Records from a data collection
((

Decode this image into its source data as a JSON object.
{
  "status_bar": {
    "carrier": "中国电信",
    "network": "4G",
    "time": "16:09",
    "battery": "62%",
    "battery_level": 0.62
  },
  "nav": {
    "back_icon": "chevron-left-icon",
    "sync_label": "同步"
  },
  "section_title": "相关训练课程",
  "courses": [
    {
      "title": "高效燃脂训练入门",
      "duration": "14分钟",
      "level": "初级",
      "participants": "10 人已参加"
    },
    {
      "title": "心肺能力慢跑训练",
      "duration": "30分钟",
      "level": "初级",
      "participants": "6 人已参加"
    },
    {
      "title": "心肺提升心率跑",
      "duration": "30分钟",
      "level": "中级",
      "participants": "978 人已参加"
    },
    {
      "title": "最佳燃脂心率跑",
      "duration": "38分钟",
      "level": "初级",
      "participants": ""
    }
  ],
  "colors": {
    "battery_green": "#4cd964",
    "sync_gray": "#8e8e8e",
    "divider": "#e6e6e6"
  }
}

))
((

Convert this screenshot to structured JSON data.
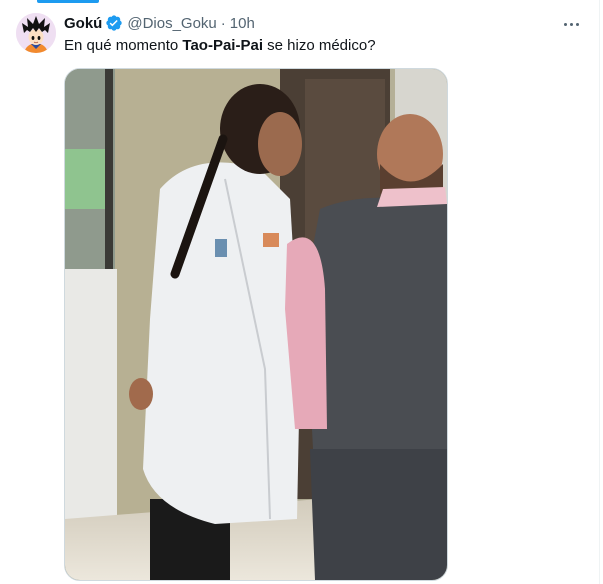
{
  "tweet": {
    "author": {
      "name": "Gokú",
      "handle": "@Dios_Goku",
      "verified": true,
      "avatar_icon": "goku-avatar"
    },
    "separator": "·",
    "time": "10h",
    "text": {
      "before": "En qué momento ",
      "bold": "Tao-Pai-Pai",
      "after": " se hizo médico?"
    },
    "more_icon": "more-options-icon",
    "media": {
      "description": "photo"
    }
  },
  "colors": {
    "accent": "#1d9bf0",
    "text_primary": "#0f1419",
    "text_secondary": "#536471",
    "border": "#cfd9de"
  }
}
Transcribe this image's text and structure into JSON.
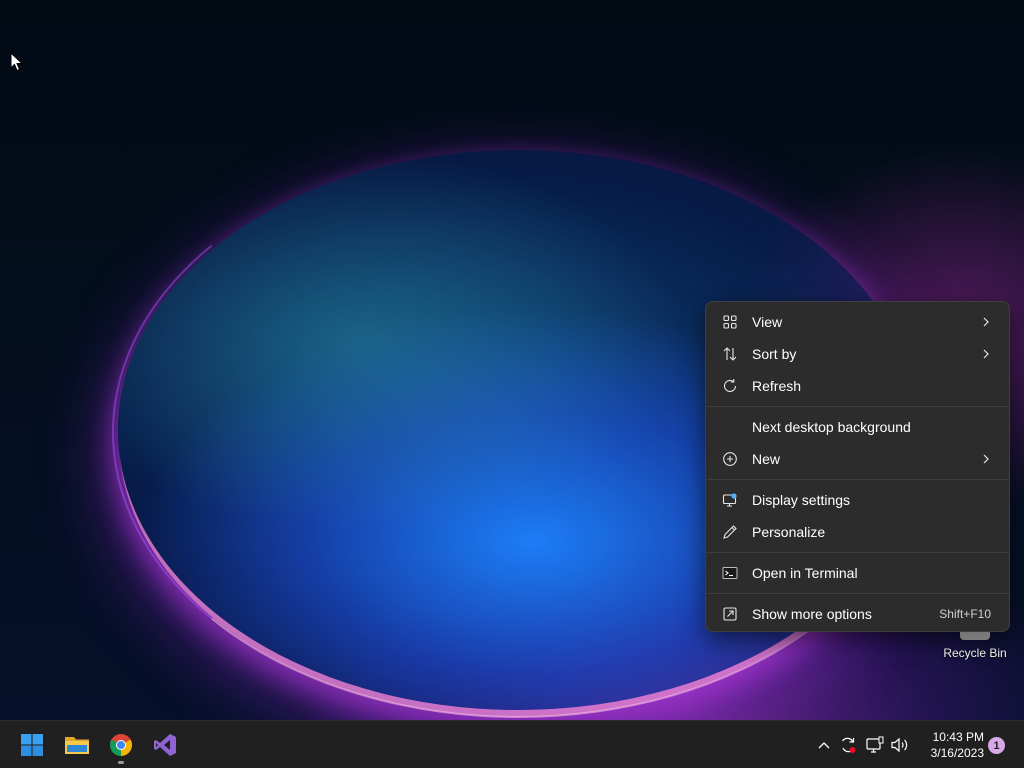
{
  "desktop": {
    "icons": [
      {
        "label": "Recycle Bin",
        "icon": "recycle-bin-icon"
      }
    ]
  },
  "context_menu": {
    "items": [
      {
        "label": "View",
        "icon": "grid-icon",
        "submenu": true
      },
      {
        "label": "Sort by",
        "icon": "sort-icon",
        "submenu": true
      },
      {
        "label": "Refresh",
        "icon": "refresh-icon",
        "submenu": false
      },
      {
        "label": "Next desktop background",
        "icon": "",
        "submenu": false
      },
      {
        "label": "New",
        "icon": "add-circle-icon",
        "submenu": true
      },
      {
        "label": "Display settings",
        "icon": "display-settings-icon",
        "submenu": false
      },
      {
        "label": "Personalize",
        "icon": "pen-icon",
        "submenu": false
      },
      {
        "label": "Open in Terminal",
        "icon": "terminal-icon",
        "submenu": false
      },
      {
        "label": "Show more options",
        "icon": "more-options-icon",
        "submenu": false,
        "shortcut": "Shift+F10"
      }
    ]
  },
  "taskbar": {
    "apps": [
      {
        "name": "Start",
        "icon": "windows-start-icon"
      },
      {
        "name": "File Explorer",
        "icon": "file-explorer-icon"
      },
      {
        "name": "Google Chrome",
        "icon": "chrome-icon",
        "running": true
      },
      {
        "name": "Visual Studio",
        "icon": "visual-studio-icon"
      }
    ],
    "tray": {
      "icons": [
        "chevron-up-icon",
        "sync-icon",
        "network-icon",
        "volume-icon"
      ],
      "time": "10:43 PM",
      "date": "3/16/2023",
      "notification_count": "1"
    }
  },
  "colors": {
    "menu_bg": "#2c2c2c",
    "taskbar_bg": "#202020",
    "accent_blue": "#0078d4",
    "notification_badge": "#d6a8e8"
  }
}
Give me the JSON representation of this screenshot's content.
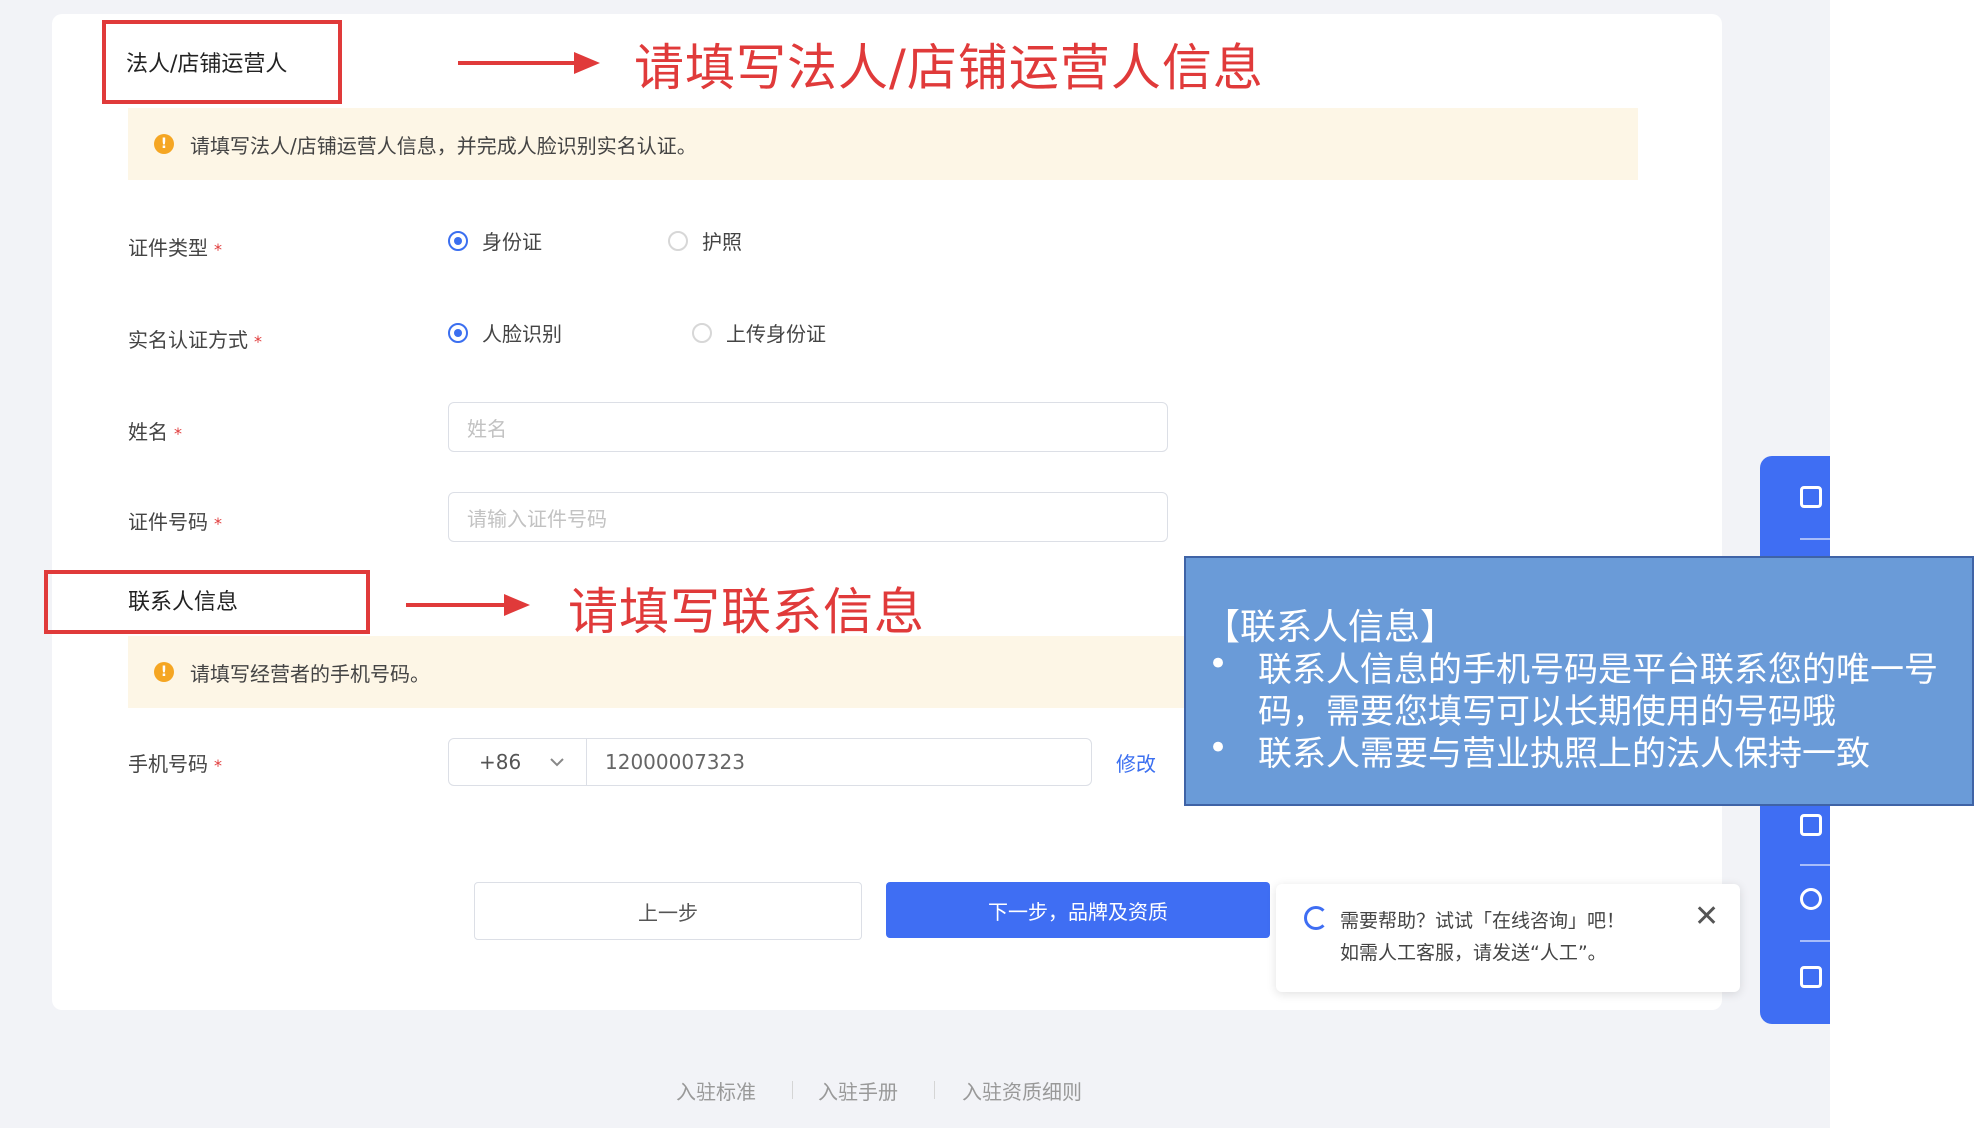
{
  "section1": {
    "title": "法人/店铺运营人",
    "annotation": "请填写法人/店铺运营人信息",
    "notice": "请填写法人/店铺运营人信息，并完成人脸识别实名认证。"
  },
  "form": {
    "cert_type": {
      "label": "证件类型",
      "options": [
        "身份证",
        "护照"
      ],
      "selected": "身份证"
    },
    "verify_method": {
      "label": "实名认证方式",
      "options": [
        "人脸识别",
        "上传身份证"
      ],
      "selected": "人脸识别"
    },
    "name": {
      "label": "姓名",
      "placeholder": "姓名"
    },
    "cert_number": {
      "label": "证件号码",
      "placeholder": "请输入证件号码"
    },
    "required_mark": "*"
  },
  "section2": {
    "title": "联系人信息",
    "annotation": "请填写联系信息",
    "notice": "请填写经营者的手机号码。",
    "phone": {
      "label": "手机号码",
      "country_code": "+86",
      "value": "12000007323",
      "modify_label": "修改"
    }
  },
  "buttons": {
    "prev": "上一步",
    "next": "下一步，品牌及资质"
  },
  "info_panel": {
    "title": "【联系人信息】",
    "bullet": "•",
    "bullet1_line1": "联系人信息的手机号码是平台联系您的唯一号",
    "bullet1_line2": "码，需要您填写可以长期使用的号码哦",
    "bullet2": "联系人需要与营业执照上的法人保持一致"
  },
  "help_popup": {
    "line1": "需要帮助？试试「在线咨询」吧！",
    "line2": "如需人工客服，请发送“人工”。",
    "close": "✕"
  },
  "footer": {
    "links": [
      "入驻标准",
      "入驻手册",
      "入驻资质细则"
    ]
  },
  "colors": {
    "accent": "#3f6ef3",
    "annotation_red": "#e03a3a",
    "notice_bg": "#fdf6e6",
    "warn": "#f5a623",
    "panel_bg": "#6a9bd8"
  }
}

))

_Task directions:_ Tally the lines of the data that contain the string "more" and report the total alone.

_Reply to the exercise:_ 3